"Fair Degree Of Uncertainty In Prosecution Story Affects Object Of Finding Out Truth"- SC While Acquitting Murder Convicts
The Supreme Court acquitting the murder convicts observed that if there was a fair degree of uncertainty in the prosecution story and the Courts below did not take into consideration the effect of other attending evidence, then that order required interference as such lacunas affect the object of finding out the truth.
The Bench of Justice S. Ravindra Bhat and Justice Dipankar Datta held, "There is a fair degree of uncertainty in the prosecution story and the courts below appear to have somewhat been influenced by the oral testimony of PW-2 and PW-3, without taking into consideration the effect of the other attending circumstances, thereby warranting interference."
The Court also observed that "mere defects in the investigative process by itself cannot constitute ground for acquittal, it is the legal obligation of the Court to examine carefully in each case the prosecution evidence de hors the lapses committed by the Investigating Officer to find out whether the evidence brought on record is at all reliable and whether such lapses affect the object of finding out the truth."
In this case, the appeal had been preferred against the judgment and order of Allahabad High Court wherein conviction under section 302 of IPC was upheld on the grounds that the version of eyewitnesses was found to be reliable and trustworthy which unmistakably pointed to the guilt of the accused/appellant.
Advocate Mukesh K. Giri appeared for the appellants and Advocate Sanjay Kumar Tyagi appeared for the respondent.
The Apex Court observed that the previous history of enmity between the deceased and the appellants relating to property dispute was evident from the deposition of the eyewitnesses as that dispute ended in murder of father of one of the appellants/accused.
“it could be established that PW-2 nurtured personal ill-will towards the appellants and the possibility of PW-2 having acted with intention to keep the appellants away from legal proceedings as well as interference in property rights cannot be totally ruled out; hence, PW-2 being inimical to the appellants, his testimony has to be taken with a pinch of salt.” observed the Court.
The Court further noted that on proper evaluation of the various facts and circumstances of the case, it had transpired that there were reasons for which eye witness PW-2 might have falsely implicated the appellants and that eye witness PW-3 was not a wholly reliable witness.
“This Court is, therefore, of the firm view that the oral testimony of PW-2 and PW-3 is not free from doubt and their evidence not being of unimpeachable quality, the rule of prudence would demand a corroboration of their versions from other witnesses who, according to PW-2 and PW-3, were present at the place of occurrence and witnessed the murder of Narayan.” observed the Court.
Therefore, “There is a fair degree of uncertainty in the prosecution story and the courts below appear to have somewhat been influenced by the oral testimony of PW-2 and PW-3, without taking into consideration the effect of the other attending circumstances, thereby warranting interference.” observed the Court.
Consequently, the Court setting aside the Trial’s Court judgment, being unsustainable observed that the charge of murder could not be said to be proved beyond reasonable doubt.

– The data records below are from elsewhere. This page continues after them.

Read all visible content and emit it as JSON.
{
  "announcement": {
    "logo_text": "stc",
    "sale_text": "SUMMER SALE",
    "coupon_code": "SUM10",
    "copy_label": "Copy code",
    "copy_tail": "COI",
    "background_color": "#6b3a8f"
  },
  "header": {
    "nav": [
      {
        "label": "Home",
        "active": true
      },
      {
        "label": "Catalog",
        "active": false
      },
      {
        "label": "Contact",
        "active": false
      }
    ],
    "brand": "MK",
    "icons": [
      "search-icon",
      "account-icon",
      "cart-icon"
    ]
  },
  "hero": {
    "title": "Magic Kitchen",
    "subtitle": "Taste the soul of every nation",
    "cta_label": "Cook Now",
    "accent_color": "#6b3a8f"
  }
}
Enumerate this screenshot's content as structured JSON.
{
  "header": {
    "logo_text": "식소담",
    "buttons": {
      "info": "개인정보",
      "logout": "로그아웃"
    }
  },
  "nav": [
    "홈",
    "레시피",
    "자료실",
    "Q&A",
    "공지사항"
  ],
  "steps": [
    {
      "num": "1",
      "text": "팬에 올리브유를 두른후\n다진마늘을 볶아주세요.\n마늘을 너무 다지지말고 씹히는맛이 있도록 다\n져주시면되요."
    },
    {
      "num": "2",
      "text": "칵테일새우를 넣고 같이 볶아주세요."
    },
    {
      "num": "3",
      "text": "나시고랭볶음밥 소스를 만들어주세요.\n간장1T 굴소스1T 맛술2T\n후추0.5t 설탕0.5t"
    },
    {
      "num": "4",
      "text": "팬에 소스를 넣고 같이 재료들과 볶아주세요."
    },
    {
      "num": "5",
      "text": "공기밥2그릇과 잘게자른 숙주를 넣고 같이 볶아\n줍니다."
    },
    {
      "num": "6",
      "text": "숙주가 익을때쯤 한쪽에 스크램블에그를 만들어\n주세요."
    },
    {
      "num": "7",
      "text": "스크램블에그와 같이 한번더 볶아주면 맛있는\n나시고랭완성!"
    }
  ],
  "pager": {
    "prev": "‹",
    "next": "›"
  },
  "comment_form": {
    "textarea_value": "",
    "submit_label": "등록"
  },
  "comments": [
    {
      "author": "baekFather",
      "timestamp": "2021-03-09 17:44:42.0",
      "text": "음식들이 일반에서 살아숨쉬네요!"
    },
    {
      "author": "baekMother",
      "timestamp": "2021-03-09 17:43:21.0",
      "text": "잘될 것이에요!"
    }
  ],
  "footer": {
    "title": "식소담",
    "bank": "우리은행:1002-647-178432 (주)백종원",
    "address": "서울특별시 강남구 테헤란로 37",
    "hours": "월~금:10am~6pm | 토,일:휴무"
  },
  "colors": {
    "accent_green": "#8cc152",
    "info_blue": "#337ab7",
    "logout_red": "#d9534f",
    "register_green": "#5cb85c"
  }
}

Hence, they were entitled to the benefit of doubt.
Accordingly, the Court acquitted the appellants and allowed the appeal.
Cause Title- Munna Lal v. The State of Uttar Pradesh